Valuable knives can span a wide range of categories including pocket knives, hunting knives, kitchen knives, and ceremonial or collectible knives. Tools can be just as varied, with carpentry tools, blacksmith tools, and even certain types of garden tools being sought after. Notable brands to look out for are Buck, Case, Puma, Gerber, and for tools, Stanley, Disston, and Lie Nielsen.
What To Look For
In terms of tools (and knives to some extent), you’ll want to focus on things that are actually antique. New tools are valuable, antique tools are valuable, but in the middle, there’s a dead spot of out-of-date-but-not-antique tools and knives that aren’t worth much.
As with most things, the more specialized the tools or knife is the more likely it is to be valuable (typically because it will be more rare).
Antique shops, flea markets, and online auction platforms such as eBay are common places to find vintage knives and tools. Estate sales and yard sales are also excellent places to find these items as they are often overlooked and can be picked up at a bargain price.
FAQs in Relation to Valuable Antiques
How do I know if my antiques are worth money?
If you plan on making any money by selling antiques then the most valuable skill you can have is learning to value what you find. Knowing how much you can pay for something (or how you need to charge for something) while still maintaining a profit is critical.

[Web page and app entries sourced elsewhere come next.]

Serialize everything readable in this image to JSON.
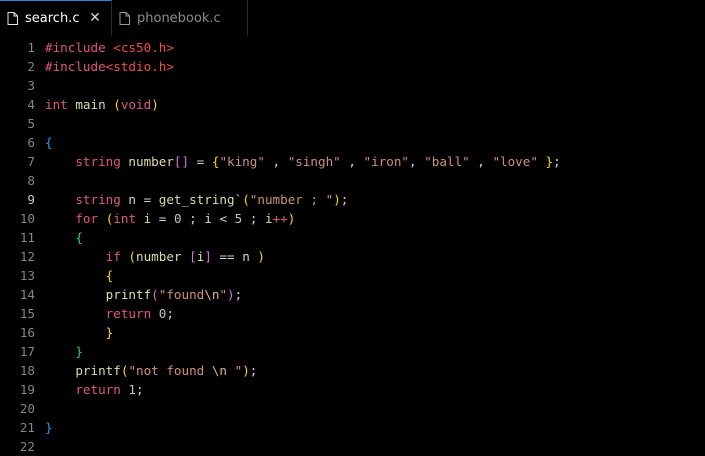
{
  "tabs": [
    {
      "label": "search.c",
      "active": true,
      "icon": "file-icon"
    },
    {
      "label": "phonebook.c",
      "active": false,
      "icon": "file-icon"
    }
  ],
  "close_glyph": "✕",
  "lines": [
    {
      "n": "1",
      "tokens": [
        [
          "inc",
          "#include "
        ],
        [
          "red",
          "<cs50.h>"
        ]
      ]
    },
    {
      "n": "2",
      "tokens": [
        [
          "inc",
          "#include"
        ],
        [
          "red",
          "<stdio.h>"
        ]
      ]
    },
    {
      "n": "3",
      "tokens": []
    },
    {
      "n": "4",
      "tokens": [
        [
          "typ",
          "int "
        ],
        [
          "fn",
          "main"
        ],
        [
          "id",
          " "
        ],
        [
          "br1",
          "("
        ],
        [
          "typ",
          "void"
        ],
        [
          "br1",
          ")"
        ]
      ]
    },
    {
      "n": "5",
      "tokens": []
    },
    {
      "n": "6",
      "tokens": [
        [
          "br3",
          "{"
        ]
      ]
    },
    {
      "n": "7",
      "tokens": [
        [
          "id",
          "    "
        ],
        [
          "typ",
          "string "
        ],
        [
          "fn",
          "number"
        ],
        [
          "br2",
          "[]"
        ],
        [
          "id",
          " = "
        ],
        [
          "br1",
          "{"
        ],
        [
          "str",
          "\"king\""
        ],
        [
          "id",
          " , "
        ],
        [
          "str",
          "\"singh\""
        ],
        [
          "id",
          " , "
        ],
        [
          "str",
          "\"iron\""
        ],
        [
          "id",
          ", "
        ],
        [
          "str",
          "\"ball\""
        ],
        [
          "id",
          " , "
        ],
        [
          "str",
          "\"love\""
        ],
        [
          "id",
          " "
        ],
        [
          "br1",
          "}"
        ],
        [
          "id",
          ";"
        ]
      ]
    },
    {
      "n": "8",
      "tokens": []
    },
    {
      "n": "9",
      "tokens": [
        [
          "id",
          "    "
        ],
        [
          "typ",
          "string "
        ],
        [
          "fn",
          "n"
        ],
        [
          "id",
          " = "
        ],
        [
          "fn",
          "get_string"
        ],
        [
          "id",
          "`"
        ],
        [
          "br1",
          "("
        ],
        [
          "str",
          "\"number ; \""
        ],
        [
          "br1",
          ")"
        ],
        [
          "id",
          ";"
        ]
      ]
    },
    {
      "n": "10",
      "tokens": [
        [
          "id",
          "    "
        ],
        [
          "typ",
          "for "
        ],
        [
          "br1",
          "("
        ],
        [
          "typ",
          "int "
        ],
        [
          "fn",
          "i"
        ],
        [
          "id",
          " = "
        ],
        [
          "num",
          "0"
        ],
        [
          "id",
          " ; "
        ],
        [
          "fn",
          "i"
        ],
        [
          "id",
          " < "
        ],
        [
          "num",
          "5"
        ],
        [
          "id",
          " ; "
        ],
        [
          "fn",
          "i"
        ],
        [
          "typ",
          "++"
        ],
        [
          "br1",
          ")"
        ]
      ]
    },
    {
      "n": "11",
      "tokens": [
        [
          "id",
          "    "
        ],
        [
          "grn",
          "{"
        ]
      ]
    },
    {
      "n": "12",
      "tokens": [
        [
          "id",
          "        "
        ],
        [
          "typ",
          "if "
        ],
        [
          "br1",
          "("
        ],
        [
          "fn",
          "number "
        ],
        [
          "br2",
          "["
        ],
        [
          "fn",
          "i"
        ],
        [
          "br2",
          "]"
        ],
        [
          "id",
          " == "
        ],
        [
          "fn",
          "n"
        ],
        [
          "id",
          " "
        ],
        [
          "br1",
          ")"
        ]
      ]
    },
    {
      "n": "13",
      "tokens": [
        [
          "id",
          "        "
        ],
        [
          "br1",
          "{"
        ]
      ]
    },
    {
      "n": "14",
      "tokens": [
        [
          "id",
          "        "
        ],
        [
          "fn",
          "printf"
        ],
        [
          "br2",
          "("
        ],
        [
          "str",
          "\"found"
        ],
        [
          "esc",
          "\\n"
        ],
        [
          "str",
          "\""
        ],
        [
          "br2",
          ")"
        ],
        [
          "id",
          ";"
        ]
      ]
    },
    {
      "n": "15",
      "tokens": [
        [
          "id",
          "        "
        ],
        [
          "typ",
          "return "
        ],
        [
          "num",
          "0"
        ],
        [
          "id",
          ";"
        ]
      ]
    },
    {
      "n": "16",
      "tokens": [
        [
          "id",
          "        "
        ],
        [
          "br1",
          "}"
        ]
      ]
    },
    {
      "n": "17",
      "tokens": [
        [
          "id",
          "    "
        ],
        [
          "grn",
          "}"
        ]
      ]
    },
    {
      "n": "18",
      "tokens": [
        [
          "id",
          "    "
        ],
        [
          "fn",
          "printf"
        ],
        [
          "br1",
          "("
        ],
        [
          "str",
          "\"not found "
        ],
        [
          "esc",
          "\\n"
        ],
        [
          "str",
          " \""
        ],
        [
          "br1",
          ")"
        ],
        [
          "id",
          ";"
        ]
      ]
    },
    {
      "n": "19",
      "tokens": [
        [
          "id",
          "    "
        ],
        [
          "typ",
          "return "
        ],
        [
          "num",
          "1"
        ],
        [
          "id",
          ";"
        ]
      ]
    },
    {
      "n": "20",
      "tokens": []
    },
    {
      "n": "21",
      "tokens": [
        [
          "br3",
          "}"
        ]
      ]
    },
    {
      "n": "22",
      "tokens": []
    }
  ],
  "current_line": "9"
}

First of all, let go of your nostalgia and perception that all antiquest are valuable. Things are only worth what someone will pay for them.
Now, the best way to determine the value of antiques is to research them. I always start by researching similar items online (typically on eBay) where you can see what items have sold and for how much.
If you’re lucky, eBay will provide you with enough information that you can figure out a price for your own goods.
If you come up dry you can either try pricing your item high and lower it when it doesn’t sell or consult an appraiser or expert who specializes in antiques if you need a more accurate assessment of its worth.
Finally, you might consider how much you are willing to pay for it yourself as this will help you decide what price to set when selling it online or elsewhere.
Remember, you’re not trying to find valuable items, you’re trying to find underpriced items.
What items are worth a lot of money?
The antiques that are worth the most money tend to fall into one of three categories:
- Exceptionally rare items. Items that are iconic or represent a specific time or achievement tend to be the most limited and command the highest prices on the market.
- Large or inherently expensive items. Large items such as antique furniture pieces typically have the most functional value and can be sold for consistently high prices.
- Items with innate value. Items that have value apart from being antique (such as gold jewelry) often just have their value amplified as they get older. Art typically falls into this category as well.
Where should I sell my antiques?
Where you sell your antiques really depends on what you have, how much of it you have, and whether you’re going to be buying items specifically to resell (which means that you’ll need to get a license, file taxes, etc.)
In general, I advise people to sell in two places: eBay and locally. For anything small or very valuable, putting it on eBay will give you access to the largest possible audience. For larger items (or if you only have a few things) then Craigslist or Facebook Marketplace are good options.
It probably doesn’t come as much of a surprise that there are literally hundreds of types of antiquest worth money.
The only way to know for sure whether an antique is valuable is to look up it. Flipping antiques might be intimidating at first (which is why most people never get started) but it gets easier with time and can be very profitable.
While we sell everything we can get our hands on, antiques remain a large part of our eBay inventory and we make several thousand dollars per month just selling other people’s “old crap” that they didn’t care about.
And there’s more money out there for anyone who can figure out the game! Good luck!